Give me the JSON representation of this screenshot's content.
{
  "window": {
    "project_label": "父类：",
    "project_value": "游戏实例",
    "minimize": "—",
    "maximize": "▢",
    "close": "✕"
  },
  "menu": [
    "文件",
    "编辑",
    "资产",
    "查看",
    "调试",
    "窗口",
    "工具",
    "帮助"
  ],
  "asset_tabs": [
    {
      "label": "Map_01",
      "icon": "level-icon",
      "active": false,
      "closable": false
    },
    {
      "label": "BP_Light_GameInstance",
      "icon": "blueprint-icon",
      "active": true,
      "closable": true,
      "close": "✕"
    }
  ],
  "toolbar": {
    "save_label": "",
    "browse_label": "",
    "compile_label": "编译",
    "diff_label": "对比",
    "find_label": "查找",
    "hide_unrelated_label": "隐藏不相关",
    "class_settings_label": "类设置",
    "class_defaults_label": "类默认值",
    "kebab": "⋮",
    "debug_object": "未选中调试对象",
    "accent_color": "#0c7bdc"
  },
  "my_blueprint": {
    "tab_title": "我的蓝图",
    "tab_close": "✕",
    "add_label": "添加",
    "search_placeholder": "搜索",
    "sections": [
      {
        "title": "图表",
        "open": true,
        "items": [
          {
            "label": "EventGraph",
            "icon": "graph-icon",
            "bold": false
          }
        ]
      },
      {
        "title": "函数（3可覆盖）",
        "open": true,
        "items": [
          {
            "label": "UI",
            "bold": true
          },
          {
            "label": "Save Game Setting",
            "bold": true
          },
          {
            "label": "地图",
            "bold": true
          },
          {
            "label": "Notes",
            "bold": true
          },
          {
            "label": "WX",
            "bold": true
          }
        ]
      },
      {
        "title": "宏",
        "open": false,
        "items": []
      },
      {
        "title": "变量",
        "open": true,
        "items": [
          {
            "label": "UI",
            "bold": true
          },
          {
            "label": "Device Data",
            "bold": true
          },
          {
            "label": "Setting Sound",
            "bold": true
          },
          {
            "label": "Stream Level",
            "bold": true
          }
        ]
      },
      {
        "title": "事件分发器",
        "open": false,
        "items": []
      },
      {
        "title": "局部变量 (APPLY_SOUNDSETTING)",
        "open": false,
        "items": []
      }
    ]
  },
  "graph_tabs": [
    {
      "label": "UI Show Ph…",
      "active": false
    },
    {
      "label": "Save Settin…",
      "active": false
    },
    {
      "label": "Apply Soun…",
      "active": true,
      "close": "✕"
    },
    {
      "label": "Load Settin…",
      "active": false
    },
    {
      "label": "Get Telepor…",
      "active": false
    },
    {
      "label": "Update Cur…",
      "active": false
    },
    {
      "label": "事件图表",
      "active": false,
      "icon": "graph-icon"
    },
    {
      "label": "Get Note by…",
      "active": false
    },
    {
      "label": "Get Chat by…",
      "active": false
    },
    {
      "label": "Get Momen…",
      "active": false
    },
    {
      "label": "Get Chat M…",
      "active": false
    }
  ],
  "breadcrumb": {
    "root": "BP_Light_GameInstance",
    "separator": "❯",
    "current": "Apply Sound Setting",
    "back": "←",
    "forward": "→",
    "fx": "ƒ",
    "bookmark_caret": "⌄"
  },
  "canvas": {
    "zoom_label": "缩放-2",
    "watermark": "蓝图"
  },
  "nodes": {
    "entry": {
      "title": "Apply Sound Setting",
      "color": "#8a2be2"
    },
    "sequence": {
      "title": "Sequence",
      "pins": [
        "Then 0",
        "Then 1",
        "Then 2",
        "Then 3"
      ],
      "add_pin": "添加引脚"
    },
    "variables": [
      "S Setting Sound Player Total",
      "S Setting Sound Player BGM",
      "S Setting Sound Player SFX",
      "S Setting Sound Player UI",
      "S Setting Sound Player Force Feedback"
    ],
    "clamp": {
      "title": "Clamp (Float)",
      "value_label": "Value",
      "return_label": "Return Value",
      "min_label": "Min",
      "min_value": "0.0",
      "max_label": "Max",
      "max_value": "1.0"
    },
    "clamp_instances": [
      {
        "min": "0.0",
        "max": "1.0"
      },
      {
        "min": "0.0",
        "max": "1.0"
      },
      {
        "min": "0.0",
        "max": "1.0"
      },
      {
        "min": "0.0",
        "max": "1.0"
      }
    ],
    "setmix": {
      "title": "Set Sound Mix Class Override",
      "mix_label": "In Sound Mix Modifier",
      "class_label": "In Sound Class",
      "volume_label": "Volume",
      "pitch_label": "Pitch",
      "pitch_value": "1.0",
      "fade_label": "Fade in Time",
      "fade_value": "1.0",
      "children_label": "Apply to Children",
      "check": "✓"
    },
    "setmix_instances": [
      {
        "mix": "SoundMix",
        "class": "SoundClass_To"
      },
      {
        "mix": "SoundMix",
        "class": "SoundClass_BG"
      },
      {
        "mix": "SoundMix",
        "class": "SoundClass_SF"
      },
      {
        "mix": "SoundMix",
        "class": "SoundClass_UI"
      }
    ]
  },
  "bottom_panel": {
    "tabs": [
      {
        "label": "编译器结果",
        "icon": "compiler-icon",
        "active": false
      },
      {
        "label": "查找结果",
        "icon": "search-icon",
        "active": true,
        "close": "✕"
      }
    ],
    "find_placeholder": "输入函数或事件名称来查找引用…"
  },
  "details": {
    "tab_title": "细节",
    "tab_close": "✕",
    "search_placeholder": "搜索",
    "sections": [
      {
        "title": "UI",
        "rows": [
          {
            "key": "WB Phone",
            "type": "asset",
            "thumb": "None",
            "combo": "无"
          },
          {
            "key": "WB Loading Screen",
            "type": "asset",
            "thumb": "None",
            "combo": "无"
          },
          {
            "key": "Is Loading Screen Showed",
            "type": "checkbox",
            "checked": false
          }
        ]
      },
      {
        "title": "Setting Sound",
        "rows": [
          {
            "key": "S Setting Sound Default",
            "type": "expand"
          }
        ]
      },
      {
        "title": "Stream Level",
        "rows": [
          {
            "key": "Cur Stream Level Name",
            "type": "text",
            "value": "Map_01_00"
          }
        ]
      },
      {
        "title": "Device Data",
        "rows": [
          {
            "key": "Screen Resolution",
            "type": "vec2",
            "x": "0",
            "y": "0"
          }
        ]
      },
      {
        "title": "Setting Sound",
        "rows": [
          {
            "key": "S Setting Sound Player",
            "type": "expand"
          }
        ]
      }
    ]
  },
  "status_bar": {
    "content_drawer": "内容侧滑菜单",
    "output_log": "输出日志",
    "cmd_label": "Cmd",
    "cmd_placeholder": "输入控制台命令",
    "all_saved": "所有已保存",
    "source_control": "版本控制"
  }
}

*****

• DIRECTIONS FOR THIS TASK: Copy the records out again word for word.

• EXERCISE OUTPUT:
Give me the JSON representation of this screenshot's content.
{
  "window": {
    "project_label": "父类：",
    "project_value": "游戏实例",
    "minimize": "—",
    "maximize": "▢",
    "close": "✕"
  },
  "menu": [
    "文件",
    "编辑",
    "资产",
    "查看",
    "调试",
    "窗口",
    "工具",
    "帮助"
  ],
  "asset_tabs": [
    {
      "label": "Map_01",
      "icon": "level-icon",
      "active": false,
      "closable": false
    },
    {
      "label": "BP_Light_GameInstance",
      "icon": "blueprint-icon",
      "active": true,
      "closable": true,
      "close": "✕"
    }
  ],
  "toolbar": {
    "save_label": "",
    "browse_label": "",
    "compile_label": "编译",
    "diff_label": "对比",
    "find_label": "查找",
    "hide_unrelated_label": "隐藏不相关",
    "class_settings_label": "类设置",
    "class_defaults_label": "类默认值",
    "kebab": "⋮",
    "debug_object": "未选中调试对象",
    "accent_color": "#0c7bdc"
  },
  "my_blueprint": {
    "tab_title": "我的蓝图",
    "tab_close": "✕",
    "add_label": "添加",
    "search_placeholder": "搜索",
    "sections": [
      {
        "title": "图表",
        "open": true,
        "items": [
          {
            "label": "EventGraph",
            "icon": "graph-icon",
            "bold": false
          }
        ]
      },
      {
        "title": "函数（3可覆盖）",
        "open": true,
        "items": [
          {
            "label": "UI",
            "bold": true
          },
          {
            "label": "Save Game Setting",
            "bold": true
          },
          {
            "label": "地图",
            "bold": true
          },
          {
            "label": "Notes",
            "bold": true
          },
          {
            "label": "WX",
            "bold": true
          }
        ]
      },
      {
        "title": "宏",
        "open": false,
        "items": []
      },
      {
        "title": "变量",
        "open": true,
        "items": [
          {
            "label": "UI",
            "bold": true
          },
          {
            "label": "Device Data",
            "bold": true
          },
          {
            "label": "Setting Sound",
            "bold": true
          },
          {
            "label": "Stream Level",
            "bold": true
          }
        ]
      },
      {
        "title": "事件分发器",
        "open": false,
        "items": []
      },
      {
        "title": "局部变量 (APPLY_SOUNDSETTING)",
        "open": false,
        "items": []
      }
    ]
  },
  "graph_tabs": [
    {
      "label": "UI Show Ph…",
      "active": false
    },
    {
      "label": "Save Settin…",
      "active": false
    },
    {
      "label": "Apply Soun…",
      "active": true,
      "close": "✕"
    },
    {
      "label": "Load Settin…",
      "active": false
    },
    {
      "label": "Get Telepor…",
      "active": false
    },
    {
      "label": "Update Cur…",
      "active": false
    },
    {
      "label": "事件图表",
      "active": false,
      "icon": "graph-icon"
    },
    {
      "label": "Get Note by…",
      "active": false
    },
    {
      "label": "Get Chat by…",
      "active": false
    },
    {
      "label": "Get Momen…",
      "active": false
    },
    {
      "label": "Get Chat M…",
      "active": false
    }
  ],
  "breadcrumb": {
    "root": "BP_Light_GameInstance",
    "separator": "❯",
    "current": "Apply Sound Setting",
    "back": "←",
    "forward": "→",
    "fx": "ƒ",
    "bookmark_caret": "⌄"
  },
  "canvas": {
    "zoom_label": "缩放-2",
    "watermark": "蓝图"
  },
  "nodes": {
    "entry": {
      "title": "Apply Sound Setting",
      "color": "#8a2be2"
    },
    "sequence": {
      "title": "Sequence",
      "pins": [
        "Then 0",
        "Then 1",
        "Then 2",
        "Then 3"
      ],
      "add_pin": "添加引脚"
    },
    "variables": [
      "S Setting Sound Player Total",
      "S Setting Sound Player BGM",
      "S Setting Sound Player SFX",
      "S Setting Sound Player UI",
      "S Setting Sound Player Force Feedback"
    ],
    "clamp": {
      "title": "Clamp (Float)",
      "value_label": "Value",
      "return_label": "Return Value",
      "min_label": "Min",
      "min_value": "0.0",
      "max_label": "Max",
      "max_value": "1.0"
    },
    "clamp_instances": [
      {
        "min": "0.0",
        "max": "1.0"
      },
      {
        "min": "0.0",
        "max": "1.0"
      },
      {
        "min": "0.0",
        "max": "1.0"
      },
      {
        "min": "0.0",
        "max": "1.0"
      }
    ],
    "setmix": {
      "title": "Set Sound Mix Class Override",
      "mix_label": "In Sound Mix Modifier",
      "class_label": "In Sound Class",
      "volume_label": "Volume",
      "pitch_label": "Pitch",
      "pitch_value": "1.0",
      "fade_label": "Fade in Time",
      "fade_value": "1.0",
      "children_label": "Apply to Children",
      "check": "✓"
    },
    "setmix_instances": [
      {
        "mix": "SoundMix",
        "class": "SoundClass_To"
      },
      {
        "mix": "SoundMix",
        "class": "SoundClass_BG"
      },
      {
        "mix": "SoundMix",
        "class": "SoundClass_SF"
      },
      {
        "mix": "SoundMix",
        "class": "SoundClass_UI"
      }
    ]
  },
  "bottom_panel": {
    "tabs": [
      {
        "label": "编译器结果",
        "icon": "compiler-icon",
        "active": false
      },
      {
        "label": "查找结果",
        "icon": "search-icon",
        "active": true,
        "close": "✕"
      }
    ],
    "find_placeholder": "输入函数或事件名称来查找引用…"
  },
  "details": {
    "tab_title": "细节",
    "tab_close": "✕",
    "search_placeholder": "搜索",
    "sections": [
      {
        "title": "UI",
        "rows": [
          {
            "key": "WB Phone",
            "type": "asset",
            "thumb": "None",
            "combo": "无"
          },
          {
            "key": "WB Loading Screen",
            "type": "asset",
            "thumb": "None",
            "combo": "无"
          },
          {
            "key": "Is Loading Screen Showed",
            "type": "checkbox",
            "checked": false
          }
        ]
      },
      {
        "title": "Setting Sound",
        "rows": [
          {
            "key": "S Setting Sound Default",
            "type": "expand"
          }
        ]
      },
      {
        "title": "Stream Level",
        "rows": [
          {
            "key": "Cur Stream Level Name",
            "type": "text",
            "value": "Map_01_00"
          }
        ]
      },
      {
        "title": "Device Data",
        "rows": [
          {
            "key": "Screen Resolution",
            "type": "vec2",
            "x": "0",
            "y": "0"
          }
        ]
      },
      {
        "title": "Setting Sound",
        "rows": [
          {
            "key": "S Setting Sound Player",
            "type": "expand"
          }
        ]
      }
    ]
  },
  "status_bar": {
    "content_drawer": "内容侧滑菜单",
    "output_log": "输出日志",
    "cmd_label": "Cmd",
    "cmd_placeholder": "输入控制台命令",
    "all_saved": "所有已保存",
    "source_control": "版本控制"
  }
}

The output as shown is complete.